  • Textor, Stephen C., Mayo Clinic, Rochester, Minnesota, United States
Background

Preliminary data identify increased renal blood flow after intra-renal infusion of mesenchymal stem/stromal cells (MSC) in post-stenotic kidneys. The effects of cell dose on systemic effects and anti-inflammatory activity of autologous MSC in human renovascular disease (RVD) are poorly understood

Methods

We measured cortical and medullary blood flows (MDCT), GFR (iothalamate and eGFR), renal vein cytokine levels, BP, and tissue oxygenation (BOLD MR) in 21 human subjects with atherosclerotic RVD under controlled study conditions, before and 3 mo after MSC delivery. Autologous adipose-derived MSC were administered at 3 dose levels (1, 2.5 and 5.0x105/MSC/kg, n=7 patients each) into one affected kidney, without vascular intervention. Cultured MSC were also studied in vitro..

Results

At the highest dose (5x105 cells/kg), systolic BP fell (140±11.8 to 128±8.18 mmHg, p<.01), as did urine protein (149±89 to 103±96 mg/dL, p<.01), while single kidney GFR rose (18±10.6 to 21±12.5 ml/min, p<.05). Serum creatinine and renal venous VEGF-A fell only in the highest dose (Figure), whereas VEGF-C and Angiopontin fell at all dose ranges.
Increases in treated-kidney tissue oxygenation by BOLD MR were correlated with levels of hepatocyte growth factor secretion by MSC in vitro.

Conclusion

These data reinforce the capability of autologous MSC to improve the renal circulation in human RVD, and reveal their potential to improve renal function, decrease BP, and modify angiogenic signaling from post-stenotic kidneys.
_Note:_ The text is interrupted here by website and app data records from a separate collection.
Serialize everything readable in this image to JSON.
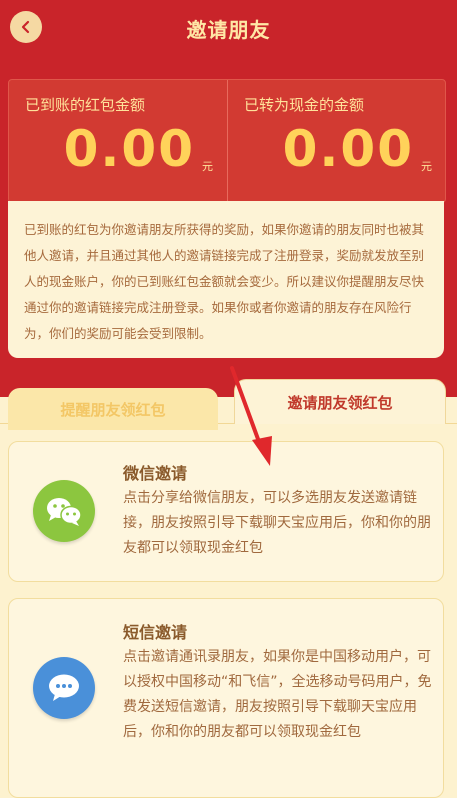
{
  "header": {
    "title": "邀请朋友"
  },
  "stats": {
    "received": {
      "label": "已到账的红包金额",
      "value": "0.00",
      "unit": "元"
    },
    "converted": {
      "label": "已转为现金的金额",
      "value": "0.00",
      "unit": "元"
    }
  },
  "info": {
    "text": "已到账的红包为你邀请朋友所获得的奖励，如果你邀请的朋友同时也被其他人邀请，并且通过其他人的邀请链接完成了注册登录，奖励就发放至别人的现金账户，你的已到账红包金额就会变少。所以建议你提醒朋友尽快通过你的邀请链接完成注册登录。如果你或者你邀请的朋友存在风险行为，你们的奖励可能会受到限制。"
  },
  "tabs": [
    {
      "label": "提醒朋友领红包"
    },
    {
      "label": "邀请朋友领红包"
    }
  ],
  "methods": {
    "wechat": {
      "title": "微信邀请",
      "desc": "点击分享给微信朋友，可以多选朋友发送邀请链接，朋友按照引导下载聊天宝应用后，你和你的朋友都可以领取现金红包",
      "icon": "wechat-icon"
    },
    "sms": {
      "title": "短信邀请",
      "desc": "点击邀请通讯录朋友，如果你是中国移动用户，可以授权中国移动“和飞信”，全选移动号码用户，免费发送短信邀请，朋友按照引导下载聊天宝应用后，你和你的朋友都可以领取现金红包",
      "icon": "message-icon"
    }
  },
  "colors": {
    "brand_red": "#c9242a",
    "gold": "#ffd25a",
    "cream": "#fdf2cf"
  }
}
The observation that some beneficial effects are dose-dependent and related to in-vitro properties of MSC may serve to optimize this strategy and predict in-vivo efficacy.

Funding

  • Other NIH Support